### RECORD EXCERPTS
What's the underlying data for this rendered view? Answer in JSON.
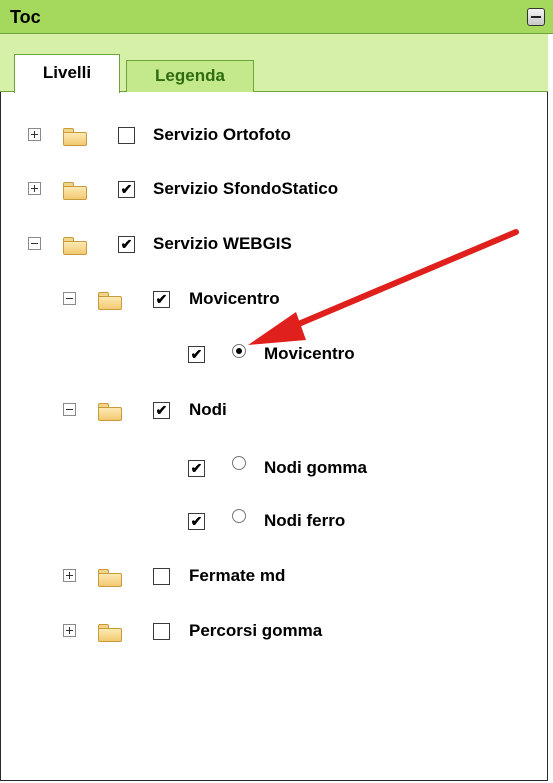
{
  "panel": {
    "title": "Toc"
  },
  "tabs": [
    {
      "label": "Livelli",
      "active": true
    },
    {
      "label": "Legenda",
      "active": false
    }
  ],
  "tree": [
    {
      "id": "ortofoto",
      "label": "Servizio Ortofoto",
      "expander": "plus",
      "checked": false
    },
    {
      "id": "sfondo",
      "label": "Servizio SfondoStatico",
      "expander": "plus",
      "checked": true
    },
    {
      "id": "webgis",
      "label": "Servizio WEBGIS",
      "expander": "minus",
      "checked": true
    },
    {
      "id": "movicentro-group",
      "label": "Movicentro",
      "expander": "minus",
      "checked": true
    },
    {
      "id": "movicentro-layer",
      "label": "Movicentro",
      "checked": true,
      "radio_selected": true
    },
    {
      "id": "nodi-group",
      "label": "Nodi",
      "expander": "minus",
      "checked": true
    },
    {
      "id": "nodi-gomma",
      "label": "Nodi gomma",
      "checked": true,
      "radio_selected": false
    },
    {
      "id": "nodi-ferro",
      "label": "Nodi ferro",
      "checked": true,
      "radio_selected": false
    },
    {
      "id": "fermate",
      "label": "Fermate md",
      "expander": "plus",
      "checked": false
    },
    {
      "id": "percorsi",
      "label": "Percorsi gomma",
      "expander": "plus",
      "checked": false
    }
  ],
  "colors": {
    "header_green": "#a4d95e",
    "tab_strip": "#d6f0a8",
    "arrow_red": "#e0201c"
  }
}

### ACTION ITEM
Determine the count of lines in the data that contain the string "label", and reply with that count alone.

### YOUR SOLUTION
12